Performing emotional labor impairs mood as well as regulatory control of employees, and we compare these mechanisms to explain critical health-related behaviors: eating and exercise. Two studies examine the relationship of surface acting at work with unhealthy eating and physical activity at home as mediated by negative and positive affect. Emotion regulation (ER) self-efficacy is tested as a moderator of the indirect relationships. Also, the relative strength of the affect mechanisms and a depletion mechanism are explored. Study 1 utilized a time-lagged between-person design to explore these relationships among 287 customer service workers. Results show that surface acting has an indirect link with unhealthy eating via negative affect and an indirect link with physical activity via positive affect. ER self-efficacy moderates the path from negative affect to unhealthy eating, thereby weakening the indirect effect of surface acting on unhealthy eating via negative affect. Study 2 utilized a 5-week diary study of 469 teachers to replicate Study 1 at the within-person level. Results show that surface acting has indirect effects on unhealthy eating and physical activity via negative affect at the week level. Also, surface acting has an indirect effect on physical activity via positive affect at the week level. Again, ER self-efficacy cross-moderates (weakens) the indirect link between surface acting and unhealthy eating via negative affect.
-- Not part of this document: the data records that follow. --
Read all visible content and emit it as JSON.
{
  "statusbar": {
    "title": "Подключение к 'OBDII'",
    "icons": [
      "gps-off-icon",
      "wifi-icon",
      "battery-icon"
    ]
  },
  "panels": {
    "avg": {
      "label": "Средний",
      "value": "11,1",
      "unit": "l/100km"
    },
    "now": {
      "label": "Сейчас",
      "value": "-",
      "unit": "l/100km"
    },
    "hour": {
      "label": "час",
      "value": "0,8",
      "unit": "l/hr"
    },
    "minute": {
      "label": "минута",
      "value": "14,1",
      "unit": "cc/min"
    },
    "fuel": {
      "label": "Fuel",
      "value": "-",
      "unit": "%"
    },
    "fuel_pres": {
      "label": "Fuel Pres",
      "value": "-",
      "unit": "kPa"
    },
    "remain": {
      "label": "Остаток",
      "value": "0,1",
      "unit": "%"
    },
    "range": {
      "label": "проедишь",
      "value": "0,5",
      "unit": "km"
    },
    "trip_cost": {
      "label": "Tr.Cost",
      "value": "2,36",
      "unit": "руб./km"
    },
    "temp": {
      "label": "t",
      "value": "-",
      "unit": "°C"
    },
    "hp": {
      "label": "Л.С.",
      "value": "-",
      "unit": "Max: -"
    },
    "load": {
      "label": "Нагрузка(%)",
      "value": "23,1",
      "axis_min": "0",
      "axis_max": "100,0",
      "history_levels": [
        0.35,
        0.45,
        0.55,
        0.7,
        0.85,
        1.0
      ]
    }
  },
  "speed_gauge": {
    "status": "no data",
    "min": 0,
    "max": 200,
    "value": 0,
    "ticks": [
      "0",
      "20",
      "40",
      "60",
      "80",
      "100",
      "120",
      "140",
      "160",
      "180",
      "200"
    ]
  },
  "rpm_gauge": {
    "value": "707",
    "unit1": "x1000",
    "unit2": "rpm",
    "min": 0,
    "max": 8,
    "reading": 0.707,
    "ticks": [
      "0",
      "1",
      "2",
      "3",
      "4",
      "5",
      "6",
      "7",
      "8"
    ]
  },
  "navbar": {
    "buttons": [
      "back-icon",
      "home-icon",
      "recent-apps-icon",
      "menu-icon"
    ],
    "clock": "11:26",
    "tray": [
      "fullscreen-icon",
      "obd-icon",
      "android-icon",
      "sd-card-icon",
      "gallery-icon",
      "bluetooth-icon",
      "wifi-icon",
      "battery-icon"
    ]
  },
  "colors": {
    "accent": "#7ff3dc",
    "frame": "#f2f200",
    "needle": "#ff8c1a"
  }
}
- Emotion regulation self-efficacy
- Physical activity
- Surface acting
- Unhealthy eating
ASJC Scopus subject areas
- Applied Psychology
- Public Health, Environmental and Occupational Health